The newly restructured Ethiopian Investment Commission announced that Turkish Foreign Direct Investment (FDI) to Ethiopia is leading the group of emerging economies that have shown interest in investment opportunities in Ethiopia.
Although the Chinese lead in terms of number of companies that have invested in the country, the Turks lead others in combined capital outlay, the commission said.
Thus far, some 2,010 investors have joined the Ethiopian market with a total capital investment of 89 billion birr; however, the combined capital investment by the Turks is just shy of 20 billion birr, constituting 22.5 percent of the overall outlay. The Chinese, who have 367 companies already invested in the country, are second to the Turks in capital expenditure. The explanation of the commission states that Turkish companies are number one in the quality of the investment on account of having the highest share of overall capital investments by FDI in Ethiopia.
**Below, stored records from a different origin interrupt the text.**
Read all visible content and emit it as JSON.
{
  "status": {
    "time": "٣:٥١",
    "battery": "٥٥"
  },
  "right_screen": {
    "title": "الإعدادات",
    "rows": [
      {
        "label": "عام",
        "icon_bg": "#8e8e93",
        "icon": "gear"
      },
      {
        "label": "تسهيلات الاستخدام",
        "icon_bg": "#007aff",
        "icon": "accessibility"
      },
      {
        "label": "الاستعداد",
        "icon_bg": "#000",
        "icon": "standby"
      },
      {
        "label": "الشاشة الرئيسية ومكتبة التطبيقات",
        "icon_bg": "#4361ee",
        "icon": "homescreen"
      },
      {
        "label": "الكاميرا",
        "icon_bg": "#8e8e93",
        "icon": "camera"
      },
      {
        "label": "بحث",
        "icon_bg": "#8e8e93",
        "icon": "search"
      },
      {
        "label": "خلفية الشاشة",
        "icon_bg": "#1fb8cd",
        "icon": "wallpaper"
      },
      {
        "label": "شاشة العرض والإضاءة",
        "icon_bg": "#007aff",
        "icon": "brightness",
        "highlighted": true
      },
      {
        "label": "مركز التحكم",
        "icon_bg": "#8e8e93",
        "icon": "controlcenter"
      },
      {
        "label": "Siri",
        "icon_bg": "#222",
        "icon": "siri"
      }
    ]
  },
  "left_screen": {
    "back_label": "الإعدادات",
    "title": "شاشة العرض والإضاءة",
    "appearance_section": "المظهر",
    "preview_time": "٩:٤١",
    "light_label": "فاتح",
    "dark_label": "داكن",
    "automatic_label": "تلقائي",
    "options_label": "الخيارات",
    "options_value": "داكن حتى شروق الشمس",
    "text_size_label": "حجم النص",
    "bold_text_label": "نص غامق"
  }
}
Experts, on the other hand, argue that the nature of the industries these companies went into should have been considered when talking about quality of investment.
Still, the conclusion of the commission about the quality of the FDI can be observed easily since most of the Turkish companies like Ayka Addis, Saygin Dima Plc., BM Cables and MNS Textile are those in the manufacturing that have already started operations and have entered the export market.
In connection to that, the commission is undertaking measures to cancel investment licenses of companies who are taking a long time to start operations and those keeping investment lands idle without developing them. During a press conference held at the offices of the commission, it was announced that so far it has canceled licenses of over 2,980 investors who were identified as inactive and are keeping their land without the intended development.
Director of public relations at the commission, Getahun Negash, told The Reporter that the government has given priority to the improving internal service delivery in order to attract more high quality investments.
He also revealed that government has identified the major problems that hindered the progress of investment including its setbacks such as challenges related to provision of investment land. He added that major steps are in place to solve the setbacks such as developing the industrial zones with the cooperation of both the federal and regional governments.
He also made it clear that poor coordination among government institutions is one of the longstanding problems and that it is now able to address the problem by providing a one-stop service to ease the bureaucratic red-tape to acquire investment services.
According to Getahun, an investor has the responsibility to develop or go operational within two years of the land being granted.
"For the time being, we are taking action against those who keep their land fenced without developments. Next we extend our actions on those who developed the land but have not gone operational," Getahun told The Reporter.
Based on the commission, it has been identifying those license holders since 2011 and, out of 3,069 who took investment licenses, 2,980 projects have been canceled for the stated reason, according to Getahun.
In addition, he said that decision has already been made to attract high quality investments with minimum investment capital. To filter in quality, FDI the commission is planning to raise the minimum initial capital to USD 200,000.